Top of AVAILABLE DATA

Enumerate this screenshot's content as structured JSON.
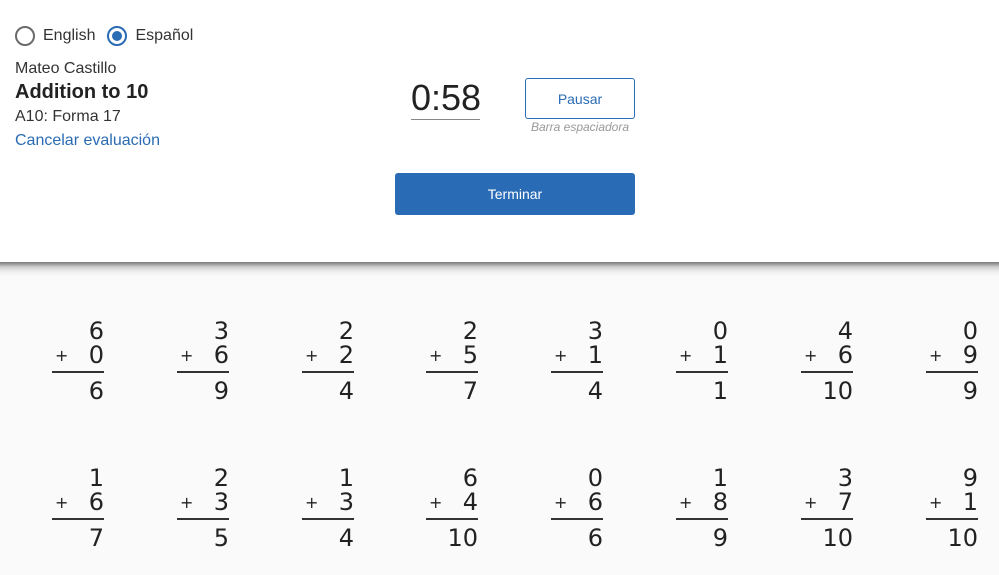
{
  "language": {
    "options": [
      {
        "label": "English",
        "selected": false
      },
      {
        "label": "Español",
        "selected": true
      }
    ]
  },
  "header": {
    "student_name": "Mateo Castillo",
    "test_title": "Addition to 10",
    "form_label": "A10: Forma 17",
    "cancel_link": "Cancelar evaluación"
  },
  "timer": {
    "display": "0:58"
  },
  "controls": {
    "pause_label": "Pausar",
    "pause_hint": "Barra espaciadora",
    "finish_label": "Terminar"
  },
  "colors": {
    "accent": "#2a6bb5",
    "panel_bg": "#ffffff",
    "page_bg": "#fafafa"
  },
  "problems": [
    {
      "a": "6",
      "op": "+",
      "b": "0",
      "answer": "6"
    },
    {
      "a": "3",
      "op": "+",
      "b": "6",
      "answer": "9"
    },
    {
      "a": "2",
      "op": "+",
      "b": "2",
      "answer": "4"
    },
    {
      "a": "2",
      "op": "+",
      "b": "5",
      "answer": "7"
    },
    {
      "a": "3",
      "op": "+",
      "b": "1",
      "answer": "4"
    },
    {
      "a": "0",
      "op": "+",
      "b": "1",
      "answer": "1"
    },
    {
      "a": "4",
      "op": "+",
      "b": "6",
      "answer": "10"
    },
    {
      "a": "0",
      "op": "+",
      "b": "9",
      "answer": "9"
    },
    {
      "a": "1",
      "op": "+",
      "b": "6",
      "answer": "7"
    },
    {
      "a": "2",
      "op": "+",
      "b": "3",
      "answer": "5"
    },
    {
      "a": "1",
      "op": "+",
      "b": "3",
      "answer": "4"
    },
    {
      "a": "6",
      "op": "+",
      "b": "4",
      "answer": "10"
    },
    {
      "a": "0",
      "op": "+",
      "b": "6",
      "answer": "6"
    },
    {
      "a": "1",
      "op": "+",
      "b": "8",
      "answer": "9"
    },
    {
      "a": "3",
      "op": "+",
      "b": "7",
      "answer": "10"
    },
    {
      "a": "9",
      "op": "+",
      "b": "1",
      "answer": "10"
    }
  ]
}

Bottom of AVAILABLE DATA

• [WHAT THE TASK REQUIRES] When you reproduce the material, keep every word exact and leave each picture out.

• [REPLY TO THE TASK]
Enumerate this screenshot's content as structured JSON.
{
  "language": {
    "options": [
      {
        "label": "English",
        "selected": false
      },
      {
        "label": "Español",
        "selected": true
      }
    ]
  },
  "header": {
    "student_name": "Mateo Castillo",
    "test_title": "Addition to 10",
    "form_label": "A10: Forma 17",
    "cancel_link": "Cancelar evaluación"
  },
  "timer": {
    "display": "0:58"
  },
  "controls": {
    "pause_label": "Pausar",
    "pause_hint": "Barra espaciadora",
    "finish_label": "Terminar"
  },
  "colors": {
    "accent": "#2a6bb5",
    "panel_bg": "#ffffff",
    "page_bg": "#fafafa"
  },
  "problems": [
    {
      "a": "6",
      "op": "+",
      "b": "0",
      "answer": "6"
    },
    {
      "a": "3",
      "op": "+",
      "b": "6",
      "answer": "9"
    },
    {
      "a": "2",
      "op": "+",
      "b": "2",
      "answer": "4"
    },
    {
      "a": "2",
      "op": "+",
      "b": "5",
      "answer": "7"
    },
    {
      "a": "3",
      "op": "+",
      "b": "1",
      "answer": "4"
    },
    {
      "a": "0",
      "op": "+",
      "b": "1",
      "answer": "1"
    },
    {
      "a": "4",
      "op": "+",
      "b": "6",
      "answer": "10"
    },
    {
      "a": "0",
      "op": "+",
      "b": "9",
      "answer": "9"
    },
    {
      "a": "1",
      "op": "+",
      "b": "6",
      "answer": "7"
    },
    {
      "a": "2",
      "op": "+",
      "b": "3",
      "answer": "5"
    },
    {
      "a": "1",
      "op": "+",
      "b": "3",
      "answer": "4"
    },
    {
      "a": "6",
      "op": "+",
      "b": "4",
      "answer": "10"
    },
    {
      "a": "0",
      "op": "+",
      "b": "6",
      "answer": "6"
    },
    {
      "a": "1",
      "op": "+",
      "b": "8",
      "answer": "9"
    },
    {
      "a": "3",
      "op": "+",
      "b": "7",
      "answer": "10"
    },
    {
      "a": "9",
      "op": "+",
      "b": "1",
      "answer": "10"
    }
  ]
}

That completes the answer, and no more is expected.